======== Records shown ========

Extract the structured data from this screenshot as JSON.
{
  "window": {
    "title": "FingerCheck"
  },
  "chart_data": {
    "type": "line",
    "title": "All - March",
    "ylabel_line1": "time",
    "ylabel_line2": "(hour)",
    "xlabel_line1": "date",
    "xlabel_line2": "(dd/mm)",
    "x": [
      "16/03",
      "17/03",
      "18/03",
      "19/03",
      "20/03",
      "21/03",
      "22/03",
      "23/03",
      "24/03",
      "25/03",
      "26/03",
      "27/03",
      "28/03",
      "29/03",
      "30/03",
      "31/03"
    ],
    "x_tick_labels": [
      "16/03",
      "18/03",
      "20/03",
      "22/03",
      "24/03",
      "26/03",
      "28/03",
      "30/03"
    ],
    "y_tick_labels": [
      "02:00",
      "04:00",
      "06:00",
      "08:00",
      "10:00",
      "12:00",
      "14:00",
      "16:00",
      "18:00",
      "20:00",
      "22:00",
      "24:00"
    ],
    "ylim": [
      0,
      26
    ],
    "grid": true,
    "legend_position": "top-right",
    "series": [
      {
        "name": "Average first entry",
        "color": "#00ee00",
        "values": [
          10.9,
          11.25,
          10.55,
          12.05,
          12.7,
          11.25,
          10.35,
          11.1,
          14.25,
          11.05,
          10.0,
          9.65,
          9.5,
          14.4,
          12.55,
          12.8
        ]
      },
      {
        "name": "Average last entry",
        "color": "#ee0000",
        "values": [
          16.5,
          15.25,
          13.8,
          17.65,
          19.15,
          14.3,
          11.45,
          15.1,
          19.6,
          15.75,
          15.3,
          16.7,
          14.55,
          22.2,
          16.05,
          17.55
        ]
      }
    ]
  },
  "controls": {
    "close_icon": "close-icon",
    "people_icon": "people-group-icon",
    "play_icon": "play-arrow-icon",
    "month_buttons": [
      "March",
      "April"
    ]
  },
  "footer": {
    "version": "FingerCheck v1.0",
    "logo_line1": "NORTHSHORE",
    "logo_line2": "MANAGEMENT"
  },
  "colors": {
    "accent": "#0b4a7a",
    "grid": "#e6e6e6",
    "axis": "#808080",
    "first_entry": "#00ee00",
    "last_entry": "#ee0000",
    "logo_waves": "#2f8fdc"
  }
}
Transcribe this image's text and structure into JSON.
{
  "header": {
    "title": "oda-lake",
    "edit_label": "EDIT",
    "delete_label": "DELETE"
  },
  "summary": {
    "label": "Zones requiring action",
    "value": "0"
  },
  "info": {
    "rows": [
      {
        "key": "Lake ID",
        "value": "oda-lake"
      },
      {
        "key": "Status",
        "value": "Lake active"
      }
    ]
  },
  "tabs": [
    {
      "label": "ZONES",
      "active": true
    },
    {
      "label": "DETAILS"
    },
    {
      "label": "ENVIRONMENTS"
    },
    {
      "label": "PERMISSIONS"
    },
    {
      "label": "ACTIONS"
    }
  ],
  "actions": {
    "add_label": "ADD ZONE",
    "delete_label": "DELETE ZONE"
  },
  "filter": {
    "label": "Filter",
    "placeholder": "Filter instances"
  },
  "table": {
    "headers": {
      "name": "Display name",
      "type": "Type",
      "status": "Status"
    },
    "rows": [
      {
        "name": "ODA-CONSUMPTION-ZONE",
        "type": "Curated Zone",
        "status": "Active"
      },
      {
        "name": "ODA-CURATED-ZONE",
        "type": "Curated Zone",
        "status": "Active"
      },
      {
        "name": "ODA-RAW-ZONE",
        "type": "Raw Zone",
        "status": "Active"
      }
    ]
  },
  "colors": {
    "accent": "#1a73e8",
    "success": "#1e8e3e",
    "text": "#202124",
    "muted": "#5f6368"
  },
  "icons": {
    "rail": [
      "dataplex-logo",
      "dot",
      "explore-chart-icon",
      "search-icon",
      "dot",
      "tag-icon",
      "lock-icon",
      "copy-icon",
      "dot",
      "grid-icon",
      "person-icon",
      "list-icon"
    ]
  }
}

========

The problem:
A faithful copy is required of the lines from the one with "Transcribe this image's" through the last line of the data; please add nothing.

Exercise result:
Transcribe this image's text and structure into JSON.
{
  "header": {
    "title": "oda-lake",
    "edit_label": "EDIT",
    "delete_label": "DELETE"
  },
  "summary": {
    "label": "Zones requiring action",
    "value": "0"
  },
  "info": {
    "rows": [
      {
        "key": "Lake ID",
        "value": "oda-lake"
      },
      {
        "key": "Status",
        "value": "Lake active"
      }
    ]
  },
  "tabs": [
    {
      "label": "ZONES",
      "active": true
    },
    {
      "label": "DETAILS"
    },
    {
      "label": "ENVIRONMENTS"
    },
    {
      "label": "PERMISSIONS"
    },
    {
      "label": "ACTIONS"
    }
  ],
  "actions": {
    "add_label": "ADD ZONE",
    "delete_label": "DELETE ZONE"
  },
  "filter": {
    "label": "Filter",
    "placeholder": "Filter instances"
  },
  "table": {
    "headers": {
      "name": "Display name",
      "type": "Type",
      "status": "Status"
    },
    "rows": [
      {
        "name": "ODA-CONSUMPTION-ZONE",
        "type": "Curated Zone",
        "status": "Active"
      },
      {
        "name": "ODA-CURATED-ZONE",
        "type": "Curated Zone",
        "status": "Active"
      },
      {
        "name": "ODA-RAW-ZONE",
        "type": "Raw Zone",
        "status": "Active"
      }
    ]
  },
  "colors": {
    "accent": "#1a73e8",
    "success": "#1e8e3e",
    "text": "#202124",
    "muted": "#5f6368"
  },
  "icons": {
    "rail": [
      "dataplex-logo",
      "dot",
      "explore-chart-icon",
      "search-icon",
      "dot",
      "tag-icon",
      "lock-icon",
      "copy-icon",
      "dot",
      "grid-icon",
      "person-icon",
      "list-icon"
    ]
  }
}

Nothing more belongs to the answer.